1:06:56
903 views
CC
Getting Out of the Archives and Into the Pubs to Trace Your Irish Ancestry
This webinar demonstrates how Eliza Watson traced her Coffey ancestry line back eight generations from southwest Wisconsin to Ireland in 1705. An amazing feat due to the lack of Irish historical records. Her success was thanks to a newfound Irish Daly relation, extensive cemetery research, and a local historian. The webinar provides creative ways to break down an Irish research brick wall.
This webinar demonstrates how Eliza Watson traced her Coffey ancestry line back eight generations from southwest Wisconsin to Ireland in 1705. An amazing feat due to the lack of Irish historical records. Her success was thanks to a newfound Irish Daly relation, extensive cemetery research, and a local historian. The webinar provides creative ways to break down an Irish research brick wall.
Wed, May 1 2024: 2:00 UTC
1:13:42
548 views
CC
Tools to Research Your French Canadian Ancestors

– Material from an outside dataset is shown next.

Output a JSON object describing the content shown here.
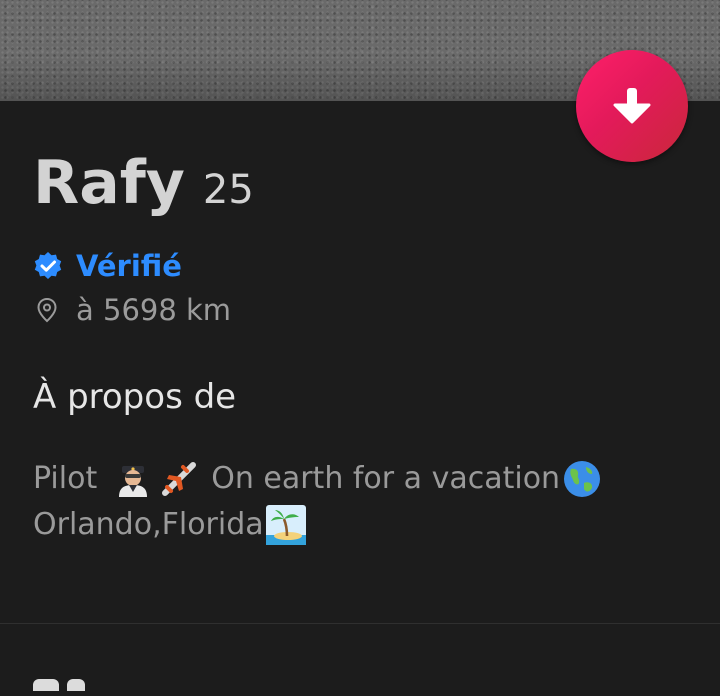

With the right tools, searching for your French Canadian ancestors in Quebec has never been easier. French Canadians are passionate about their ancestral lineage, consequently a large number of repositories exist, both public and private, to help trace your French Canadian ancestors. Although the well known Drouin Collection is a wonderful source of genealogical data, many more databases exist on French Canadian ancestry. This presentation will focus on lesser known databases and websites to help you find your elusive French Canadian ancestors or to add valuable information to your ancestors’ lives.
With the right tools, searching for your French Canadian ancestors in Quebec has never been easier. French Canadians are passionate about their ancestral lineage, consequently a large number of repositories exist, both public and private, to help trace your French Canadian ancestors. Although the well known Drouin Collection is a wonderful source of genealogical data, many more databases exist on French Canadian ancestry. This presentation will focus on lesser known databases and websites to help you find your elusive French Canadian ancestors or to add valuable information to your ancestors’ lives.
Fri, April 19 2024: 18:00 UTC
1:13:08
588 views
CC
French Emigrants: They Were Not All Huguenots, or Nobles, or from Alsace-Lorraine
One of the great difficulties for people researching their French immigrant ancestors’ roots is that so little is known outside of France about when and why the French left their country. This dearth of knowledge has led many family historians of the 19th century to presume Huguenot, noble émigré or Alsace-Lorraine ancestry for any ancestor with a French name. The supposition became a family legend that then became a research frustration as more recent family historians attempt to prove what was never more than a misguided supposition. This webinar looks at the many waves of French migration, as well as the three mentioned in the title, from the 17th to the 20th centuries. The historical reasons for when, why and to where they emigrated will provide the key points to bear in mind when conducting research. The bibliography, in English and French, contains not only books and articles concerning French emigration but a list of websites to aid the researcher.
One of the great difficulties for people researching their French immigrant ancestors’ roots is that so little is known outside of France about when and why the French left their country. This dearth of knowledge has led many family historians of the 19th century to presume Huguenot, noble émigré or Alsace-Lorraine ancestry for any ancestor with a French name. The supposition became a family legend that then became a research frustration as more recent family historians attempt to prove what was never more than a misguided supposition. This webinar looks at the many waves of French migration, as well as the three mentioned in the title, from the 17th to the 20th centuries. The historical reasons for when, why and to where they emigrated will provide the key points to bear in mind when conducting research. The bibliography, in English and French, contains not only books and articles concerning French emigration but a list of websites to aid the researcher.
Tue, April 16 2024: 16:00 UTC